Funded Grants

Understanding the unique relationship between language and human cognition

The diversity of the world's languages led many thinkers to speculate that linguistic diversity could also lead to cognitive diversity across speakers of different languages. This theory of linguistic relativity, most notably articulated in the Sapir-Whorf hypothesis, has generated rich debate about the relationship between language and thought. My research program sharpens this debate by asking whether language in any form supports uniquely human abilities to reason about the world. Moreover, I consider whether the relationship between language and cognition can be mediated by the modality of one's language: signed or spoken.

With support from the James S. McDonnell Foundation I will aim to pinpoint the exact nature of the relationship between language and cognition by combining laboratory research and fieldwork to investigate (a) aspects of human cognition that depend on having a language- any language, (b) effects of language modality, spoken or signed, on cognition, and (c) effects of cognition on the acquisition and emergence of language in the visual-spatial modality. Because experimental deprivation of language to children is unethical, I work with populations where we observe naturally occurring manipulations of language exposure: deaf children with delayed first-language exposure, learners of an emerging sign language in Nicaragua, and children and adults who acquired a sign language from birth. Each allows us to ethically isolate differential effects of language on cognition, and of cognition on language.
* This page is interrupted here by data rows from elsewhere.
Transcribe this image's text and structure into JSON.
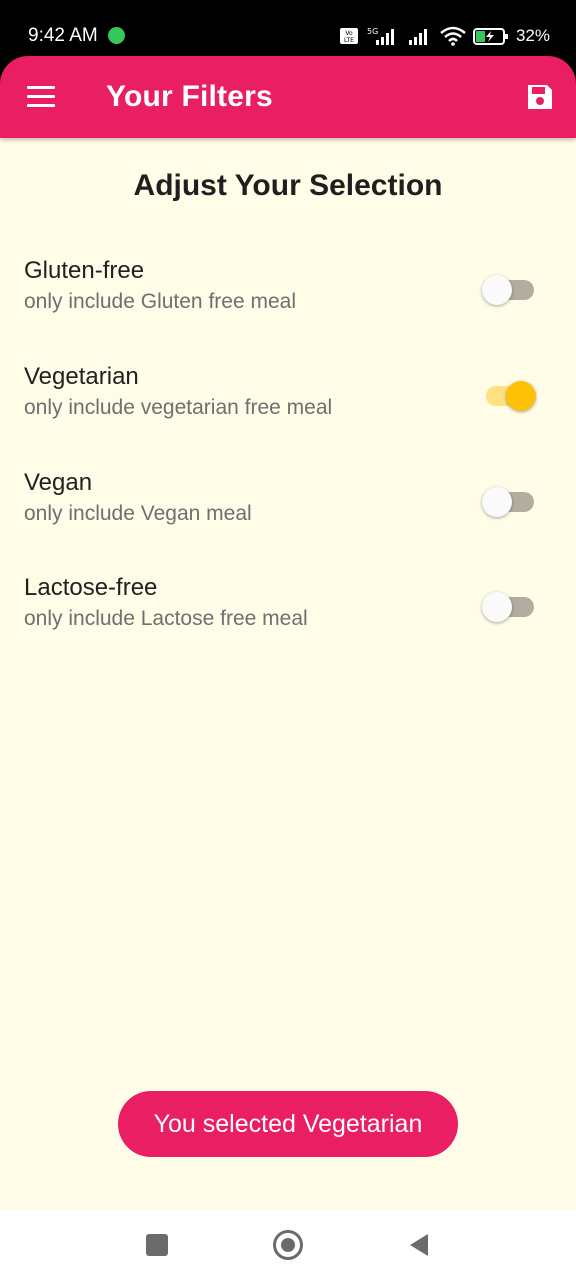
{
  "status_bar": {
    "time": "9:42 AM",
    "battery_percent": "32%",
    "network": "5G",
    "icons": [
      "volte-icon",
      "signal-icon",
      "signal-icon",
      "wifi-icon",
      "battery-charging-icon"
    ]
  },
  "app_bar": {
    "title": "Your Filters",
    "menu_icon": "hamburger-menu-icon",
    "save_icon": "save-icon",
    "color": "#e91e63"
  },
  "main": {
    "heading": "Adjust Your Selection",
    "background": "#fffde7",
    "filters": [
      {
        "title": "Gluten-free",
        "subtitle": "only include Gluten free meal",
        "enabled": false
      },
      {
        "title": "Vegetarian",
        "subtitle": "only include vegetarian  free meal",
        "enabled": true
      },
      {
        "title": "Vegan",
        "subtitle": "only include Vegan meal",
        "enabled": false
      },
      {
        "title": "Lactose-free",
        "subtitle": "only include Lactose free meal",
        "enabled": false
      }
    ]
  },
  "toast": {
    "message": "You selected Vegetarian"
  },
  "nav_bar": {
    "icons": [
      "recent-apps-icon",
      "home-icon",
      "back-icon"
    ]
  },
  "colors": {
    "accent": "#e91e63",
    "switch_on": "#ffc107",
    "switch_on_track": "#ffe082",
    "switch_off_track": "#b2ad9e"
  }
}
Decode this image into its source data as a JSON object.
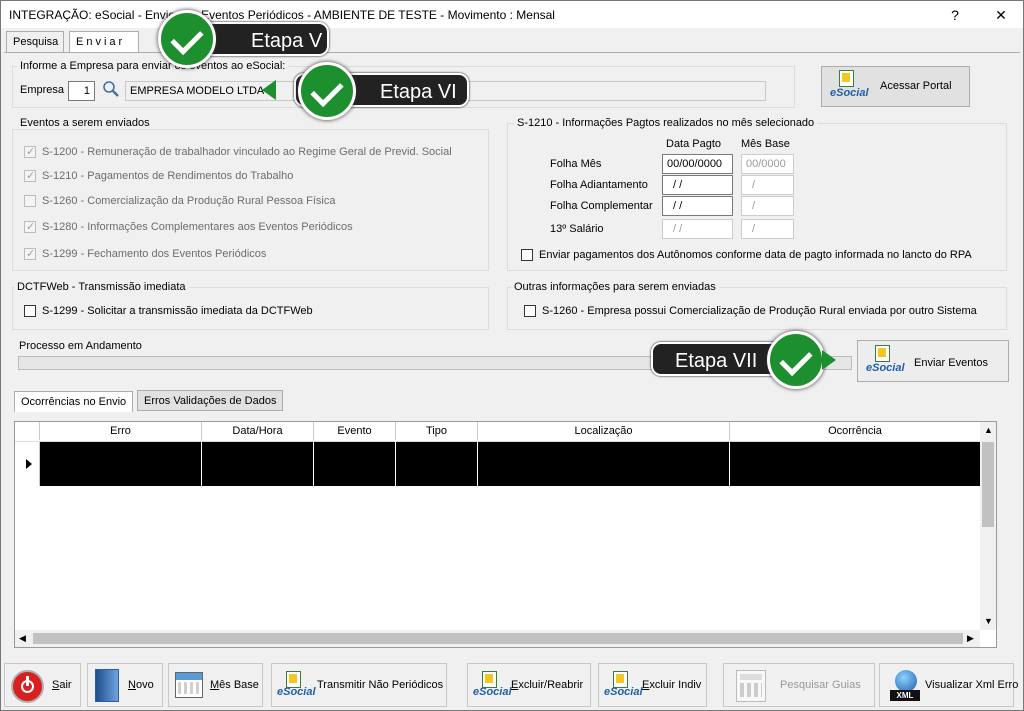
{
  "window": {
    "title": "INTEGRAÇÃO: eSocial - Envio dos Eventos Periódicos - AMBIENTE DE TESTE - Movimento : Mensal",
    "help_label": "?",
    "close_label": "✕"
  },
  "tabs": [
    {
      "label": "Pesquisa"
    },
    {
      "label": "Enviar"
    }
  ],
  "empresa": {
    "group_label": "Informe a Empresa para enviar os eventos ao eSocial:",
    "label": "Empresa",
    "code": "1",
    "name": "EMPRESA MODELO LTDA"
  },
  "portal": {
    "logo_text": "eSocial",
    "label": "Acessar Portal"
  },
  "eventos": {
    "group_label": "Eventos a serem enviados",
    "items": [
      {
        "label": "S-1200 - Remuneração de trabalhador vinculado ao Regime Geral de Previd. Social",
        "checked": true
      },
      {
        "label": "S-1210 - Pagamentos de Rendimentos do Trabalho",
        "checked": true
      },
      {
        "label": "S-1260 - Comercialização da Produção Rural Pessoa Física",
        "checked": false
      },
      {
        "label": "S-1280 - Informações Complementares aos Eventos Periódicos",
        "checked": true
      },
      {
        "label": "S-1299 - Fechamento dos Eventos Periódicos",
        "checked": true
      }
    ]
  },
  "s1210": {
    "group_label": "S-1210 - Informações Pagtos realizados no mês selecionado",
    "col_data": "Data Pagto",
    "col_mes": "Mês Base",
    "rows": [
      {
        "label": "Folha Mês",
        "data": "00/00/0000",
        "mes": "00/0000"
      },
      {
        "label": "Folha Adiantamento",
        "data": "/ /",
        "mes": "/"
      },
      {
        "label": "Folha Complementar",
        "data": "/ /",
        "mes": "/"
      },
      {
        "label": "13º Salário",
        "data": "/ /",
        "mes": "/"
      }
    ],
    "autonomos_label": "Enviar pagamentos dos Autônomos conforme data de pagto informada no lancto do RPA"
  },
  "dctf": {
    "group_label": "DCTFWeb - Transmissão imediata",
    "item": "S-1299 - Solicitar a transmissão imediata da DCTFWeb"
  },
  "outras": {
    "group_label": "Outras informações para serem enviadas",
    "item": "S-1260 - Empresa possui Comercialização de Produção Rural enviada por outro Sistema"
  },
  "processo": {
    "label": "Processo em Andamento",
    "progress": 0
  },
  "enviar": {
    "logo_text": "eSocial",
    "label": "Enviar Eventos"
  },
  "callouts": {
    "v": "Etapa V",
    "vi": "Etapa VI",
    "vii": "Etapa VII"
  },
  "subtabs": [
    {
      "label": "Ocorrências no Envio"
    },
    {
      "label": "Erros Validações de Dados"
    }
  ],
  "grid": {
    "columns": [
      "Erro",
      "Data/Hora",
      "Evento",
      "Tipo",
      "Localização",
      "Ocorrência"
    ]
  },
  "toolbar": {
    "sair": {
      "first": "S",
      "rest": "air"
    },
    "novo": {
      "first": "N",
      "rest": "ovo"
    },
    "mesbase": {
      "first": "M",
      "rest": "ês Base"
    },
    "transmitir": {
      "logo": "eSocial",
      "label": "Transmitir Não Periódicos"
    },
    "excluir_reabrir": {
      "logo": "eSocial",
      "first": "E",
      "rest": "xcluir/Reabrir"
    },
    "excluir_indiv": {
      "logo": "eSocial",
      "first": "E",
      "rest": "xcluir Indiv"
    },
    "guias": {
      "label": "Pesquisar Guias"
    },
    "xml": {
      "icon_text": "XML",
      "label": "Visualizar Xml Erro"
    }
  },
  "colors": {
    "accent": "#1e8f2f",
    "grid_row": "#000000",
    "callout": "#222222"
  }
}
Within each of the three directions, I examine the same three areas: theory-of-mind, spatial cognition, and analogical reasoning. Theory-of-mind broadly refers to the understanding of internal states - intentions, desires, emotions, and beliefs-and that others' internal states can be different from one's own. In the domain of spatial cognition, my work investigates the ability to integrate multiple cues for navigation, engage in visual perspective-taking, and categorize the way in which objects are spatially located. With respect to analogical reasoning, I focus on the ability to detect and generate analogical mappings between a meaning (e.g., a location) and either a linguistic (e.g., a word) or non-linguistic (e.g., a map) representation.

By identifying the domains of human cognition that depend on language and vice versa, we gain deep insight into how language and cognition leveraged elements from each other over the course of evolution to engender modern human cognition. But just as importantly, we can identify points of intervention to foster success for language-delayed children, and we can develop expectations for the trajectory of language acquisition appropriate for the learners' language modality.